Aim of the task. When you retype the listing, keep every word exactly as it appears.
-------- Materials provided --------
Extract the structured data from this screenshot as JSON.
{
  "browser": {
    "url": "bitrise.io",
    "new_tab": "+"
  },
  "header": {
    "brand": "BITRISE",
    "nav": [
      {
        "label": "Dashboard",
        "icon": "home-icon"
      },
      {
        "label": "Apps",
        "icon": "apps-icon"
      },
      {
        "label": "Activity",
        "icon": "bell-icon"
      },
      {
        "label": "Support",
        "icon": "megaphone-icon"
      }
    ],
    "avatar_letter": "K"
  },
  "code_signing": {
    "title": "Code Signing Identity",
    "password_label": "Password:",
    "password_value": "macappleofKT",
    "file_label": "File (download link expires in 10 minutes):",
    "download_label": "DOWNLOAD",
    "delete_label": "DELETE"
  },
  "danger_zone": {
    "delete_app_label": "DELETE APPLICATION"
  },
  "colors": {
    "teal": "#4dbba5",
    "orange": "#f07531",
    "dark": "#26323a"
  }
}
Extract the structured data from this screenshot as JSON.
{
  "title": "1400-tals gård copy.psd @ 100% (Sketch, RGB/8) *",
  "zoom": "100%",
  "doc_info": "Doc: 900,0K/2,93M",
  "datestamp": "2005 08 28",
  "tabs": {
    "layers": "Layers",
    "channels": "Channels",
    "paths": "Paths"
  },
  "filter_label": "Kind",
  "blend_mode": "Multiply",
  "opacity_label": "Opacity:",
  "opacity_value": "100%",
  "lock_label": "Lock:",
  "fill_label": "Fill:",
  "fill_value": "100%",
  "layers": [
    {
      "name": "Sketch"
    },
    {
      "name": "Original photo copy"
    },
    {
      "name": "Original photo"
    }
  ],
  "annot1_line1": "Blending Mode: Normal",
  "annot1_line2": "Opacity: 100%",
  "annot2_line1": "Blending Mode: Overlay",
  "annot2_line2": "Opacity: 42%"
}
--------
Reply to the task.
Extract the structured data from this screenshot as JSON.
{
  "browser": {
    "url": "bitrise.io",
    "new_tab": "+"
  },
  "header": {
    "brand": "BITRISE",
    "nav": [
      {
        "label": "Dashboard",
        "icon": "home-icon"
      },
      {
        "label": "Apps",
        "icon": "apps-icon"
      },
      {
        "label": "Activity",
        "icon": "bell-icon"
      },
      {
        "label": "Support",
        "icon": "megaphone-icon"
      }
    ],
    "avatar_letter": "K"
  },
  "code_signing": {
    "title": "Code Signing Identity",
    "password_label": "Password:",
    "password_value": "macappleofKT",
    "file_label": "File (download link expires in 10 minutes):",
    "download_label": "DOWNLOAD",
    "delete_label": "DELETE"
  },
  "danger_zone": {
    "delete_app_label": "DELETE APPLICATION"
  },
  "colors": {
    "teal": "#4dbba5",
    "orange": "#f07531",
    "dark": "#26323a"
  }
}
Extract the structured data from this screenshot as JSON.
{
  "title": "1400-tals gård copy.psd @ 100% (Sketch, RGB/8) *",
  "zoom": "100%",
  "doc_info": "Doc: 900,0K/2,93M",
  "datestamp": "2005 08 28",
  "tabs": {
    "layers": "Layers",
    "channels": "Channels",
    "paths": "Paths"
  },
  "filter_label": "Kind",
  "blend_mode": "Multiply",
  "opacity_label": "Opacity:",
  "opacity_value": "100%",
  "lock_label": "Lock:",
  "fill_label": "Fill:",
  "fill_value": "100%",
  "layers": [
    {
      "name": "Sketch"
    },
    {
      "name": "Original photo copy"
    },
    {
      "name": "Original photo"
    }
  ],
  "annot1_line1": "Blending Mode: Normal",
  "annot1_line2": "Opacity: 100%",
  "annot2_line1": "Blending Mode: Overlay",
  "annot2_line2": "Opacity: 42%"
}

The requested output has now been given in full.